Pépé le Moko is spending tonight on ARTE, the opportunity to see or rediscover this classic of French cinema that inspired Casablanca and two American remakes!
The film Pépé le Moko by Julien Duvivier, is adapted from the novel of the same name by Henri La Barthe published in 1931. It tells the story of the hunt by the police for the criminal Pépé le Moko (Jean Gabin) who has found refuge in the casbah (the old city) of Algiers. During his escape, Pépé meets Gaby (Mireille Balin), and falls madly in love with her.
The feature film was released in France in 1937 and the following year, an American remake was launched, which was followed by a second remake, in 1948.
In 1938, the Walter Wanger production company very quickly financed a remake of Pépé le Moko featuring Charles Boyer, a French actor who had just arrived in Hollywood, and Hedy Lamarr, for the first time credited under this name on the screen. The direction is provided by John Cromwell, who is coming out of the success of the Prisoner of Zenda.
The latter does with the budget allocated to him and manages to make an illusion thanks to shots actually shot in Algiers by a third-party team and resorts to close-ups in many scenes in order to hide his lack of means.
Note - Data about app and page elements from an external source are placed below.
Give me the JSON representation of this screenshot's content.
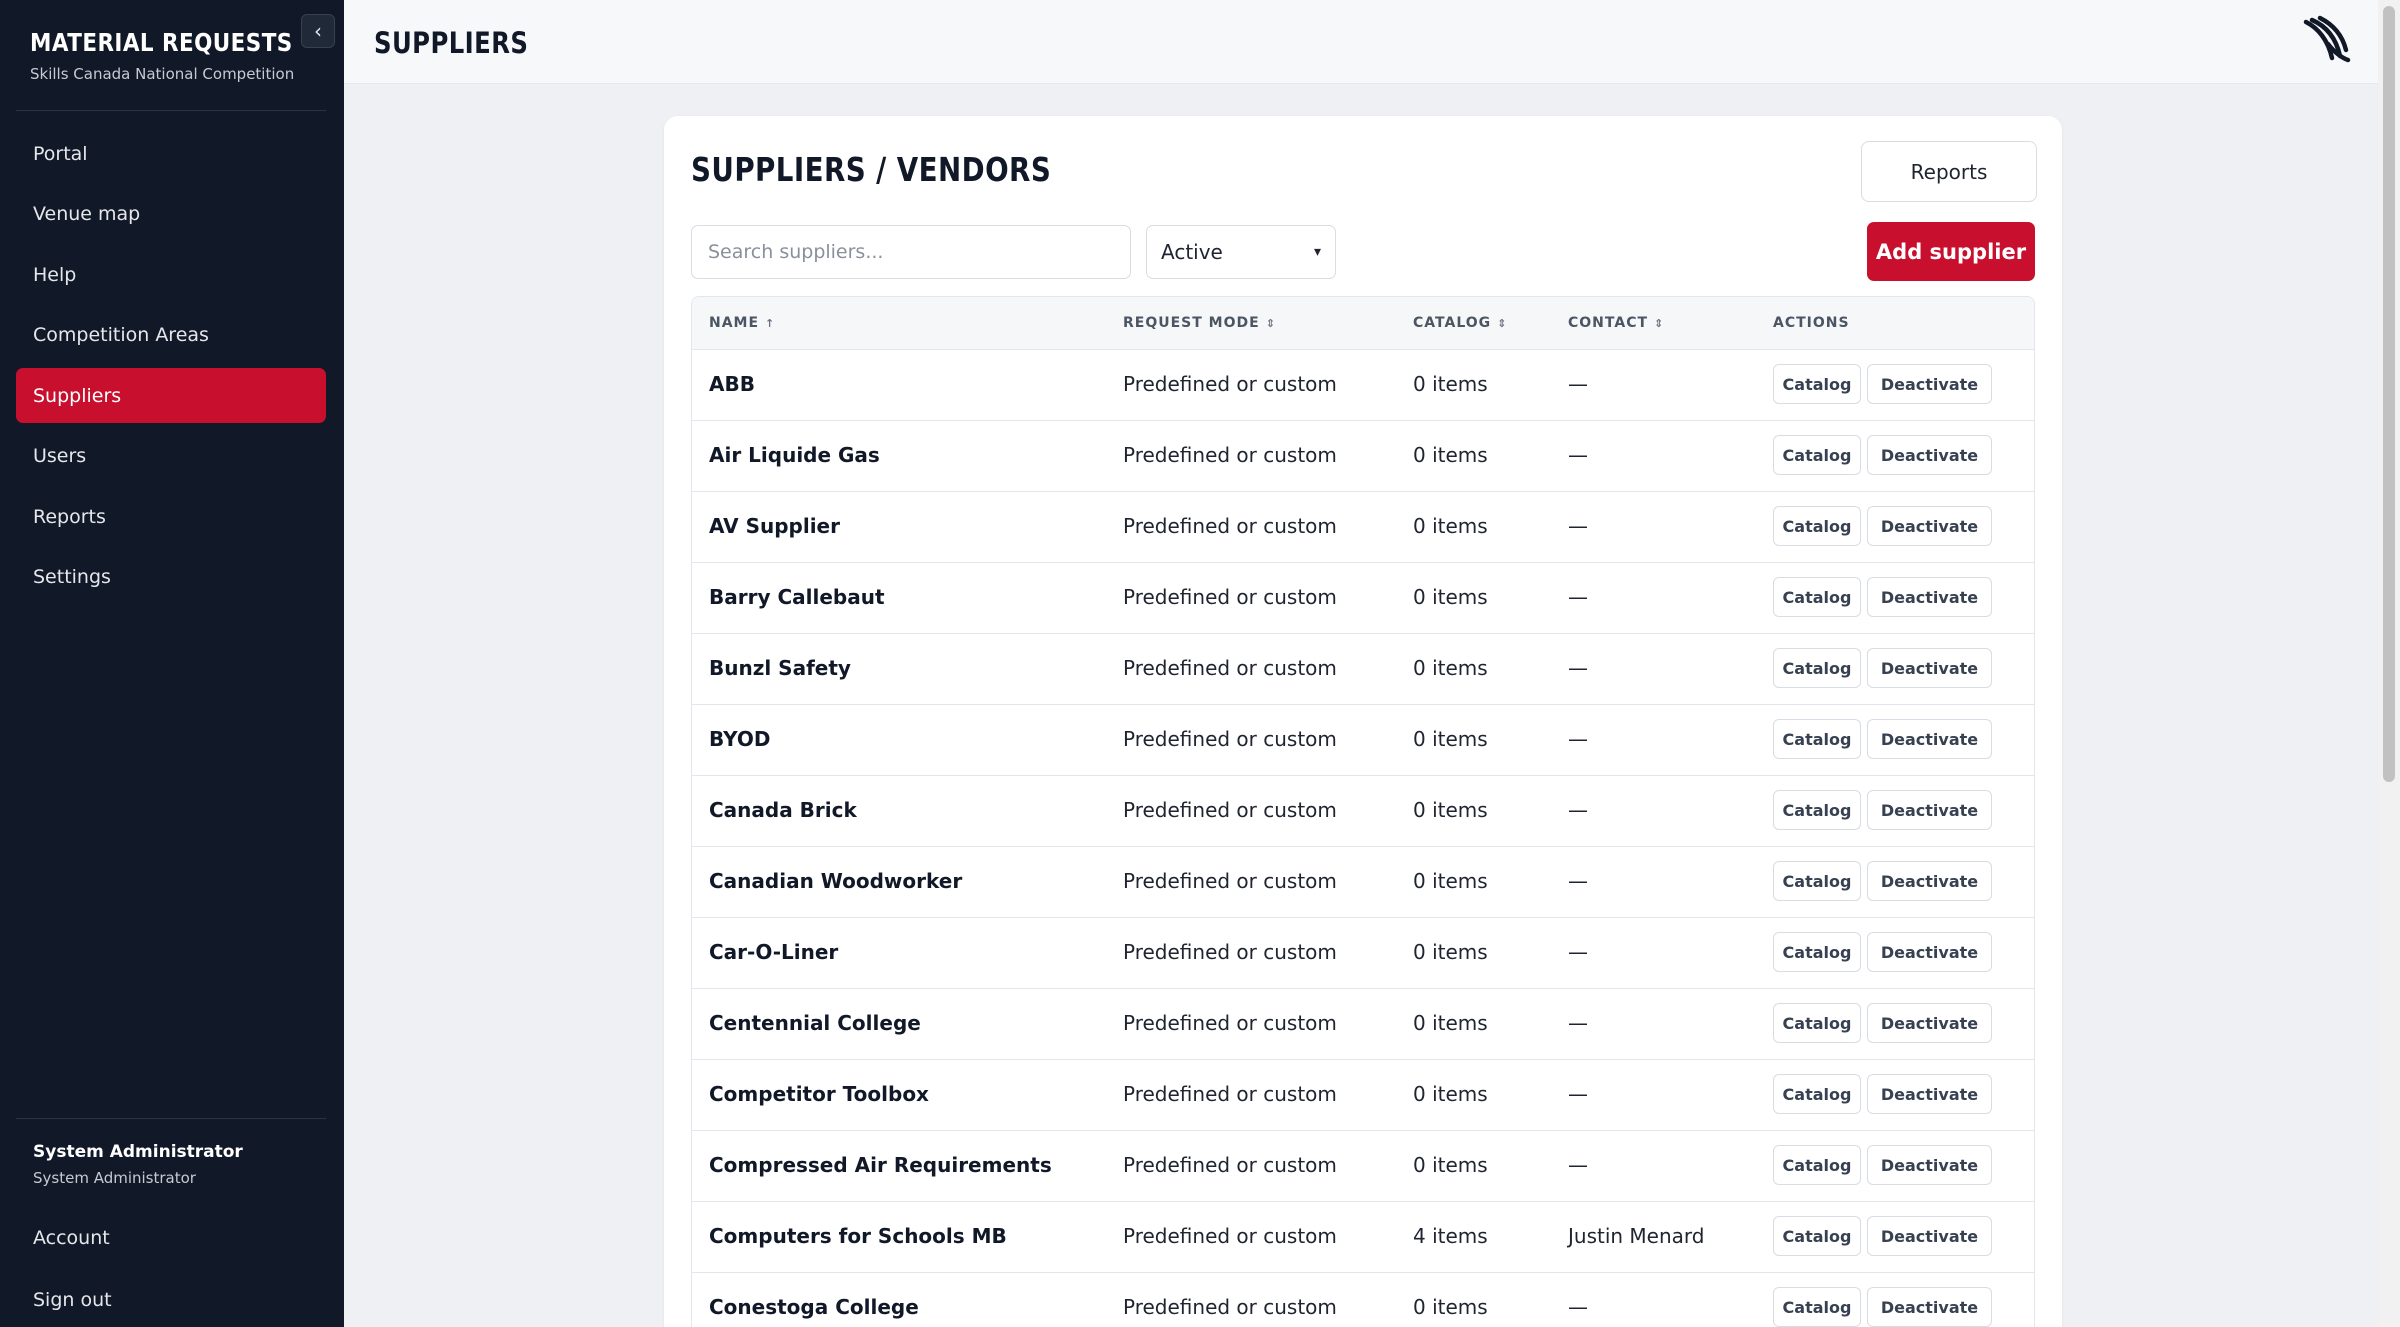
{
  "app": {
    "title": "MATERIAL REQUESTS",
    "subtitle": "Skills Canada National Competition"
  },
  "sidebar": {
    "items": [
      {
        "label": "Portal"
      },
      {
        "label": "Venue map"
      },
      {
        "label": "Help"
      },
      {
        "label": "Competition Areas"
      },
      {
        "label": "Suppliers",
        "active": true
      },
      {
        "label": "Users"
      },
      {
        "label": "Reports"
      },
      {
        "label": "Settings"
      }
    ],
    "user": {
      "name": "System Administrator",
      "role": "System Administrator"
    },
    "account_label": "Account",
    "signout_label": "Sign out"
  },
  "header": {
    "title": "SUPPLIERS"
  },
  "card": {
    "title": "SUPPLIERS / VENDORS",
    "reports_label": "Reports",
    "search_placeholder": "Search suppliers...",
    "filter_value": "Active",
    "add_label": "Add supplier"
  },
  "table": {
    "columns": {
      "name": "NAME",
      "mode": "REQUEST MODE",
      "catalog": "CATALOG",
      "contact": "CONTACT",
      "actions": "ACTIONS"
    },
    "catalog_btn": "Catalog",
    "deactivate_btn": "Deactivate",
    "rows": [
      {
        "name": "ABB",
        "mode": "Predefined or custom",
        "catalog": "0 items",
        "contact": "—"
      },
      {
        "name": "Air Liquide Gas",
        "mode": "Predefined or custom",
        "catalog": "0 items",
        "contact": "—"
      },
      {
        "name": "AV Supplier",
        "mode": "Predefined or custom",
        "catalog": "0 items",
        "contact": "—"
      },
      {
        "name": "Barry Callebaut",
        "mode": "Predefined or custom",
        "catalog": "0 items",
        "contact": "—"
      },
      {
        "name": "Bunzl Safety",
        "mode": "Predefined or custom",
        "catalog": "0 items",
        "contact": "—"
      },
      {
        "name": "BYOD",
        "mode": "Predefined or custom",
        "catalog": "0 items",
        "contact": "—"
      },
      {
        "name": "Canada Brick",
        "mode": "Predefined or custom",
        "catalog": "0 items",
        "contact": "—"
      },
      {
        "name": "Canadian Woodworker",
        "mode": "Predefined or custom",
        "catalog": "0 items",
        "contact": "—"
      },
      {
        "name": "Car-O-Liner",
        "mode": "Predefined or custom",
        "catalog": "0 items",
        "contact": "—"
      },
      {
        "name": "Centennial College",
        "mode": "Predefined or custom",
        "catalog": "0 items",
        "contact": "—"
      },
      {
        "name": "Competitor Toolbox",
        "mode": "Predefined or custom",
        "catalog": "0 items",
        "contact": "—"
      },
      {
        "name": "Compressed Air Requirements",
        "mode": "Predefined or custom",
        "catalog": "0 items",
        "contact": "—"
      },
      {
        "name": "Computers for Schools MB",
        "mode": "Predefined or custom",
        "catalog": "4 items",
        "contact": "Justin Menard"
      },
      {
        "name": "Conestoga College",
        "mode": "Predefined or custom",
        "catalog": "0 items",
        "contact": "—"
      }
    ]
  },
  "colors": {
    "accent": "#c8102e",
    "sidebar_bg": "#111827"
  }
}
Wanger does not hesitate to reuse the music of Vincent Scotto and Mohamed Iguerbouchène, directly taken from Duvivier’s film.
According to legend, Wanger tried at the time to make all the copies of Pépé le Moko disappear so that the connection with his film, entitled Casbah, could not be made. Fortunately, he did not succeed. His film was nominated for four Academy Awards, including one for the “Pépé” played by Boyer, who inspired the animator Chuck Jones the character of Pépé le Purois.
After debuts at RKO and Paramount, director John Berry signs Casbah, a new adaptation of the novel Pépé le Moko with Tony Martin in the role, and Yvonne De Carlo, revealed in The Loves of Salome three years earlier, in that of Inez.
Benefiting from a budget almost doubled compared to the 1938 version, this new version of Casbah is distinguished by the number of extras it can afford to show on the screen in the same shot, and by its musical passages. If Duvivier’s version included the title So where are they? hummed with emotion by Fréhel, Casbah includes several songs, one of which was nominated for an Oscar the following year.
If Pépé le Moko inspired Casablanca (1942), it is no coincidence to find in this version of Casbah from 1948 Peter Lorre, who was already in the credits of Michael Curtiz’s film.
As for what “moko” means, be aware that it is a Provençal slang word for a sailor of the French Navy sailing in the Mediterranean, whose home port is Toulon.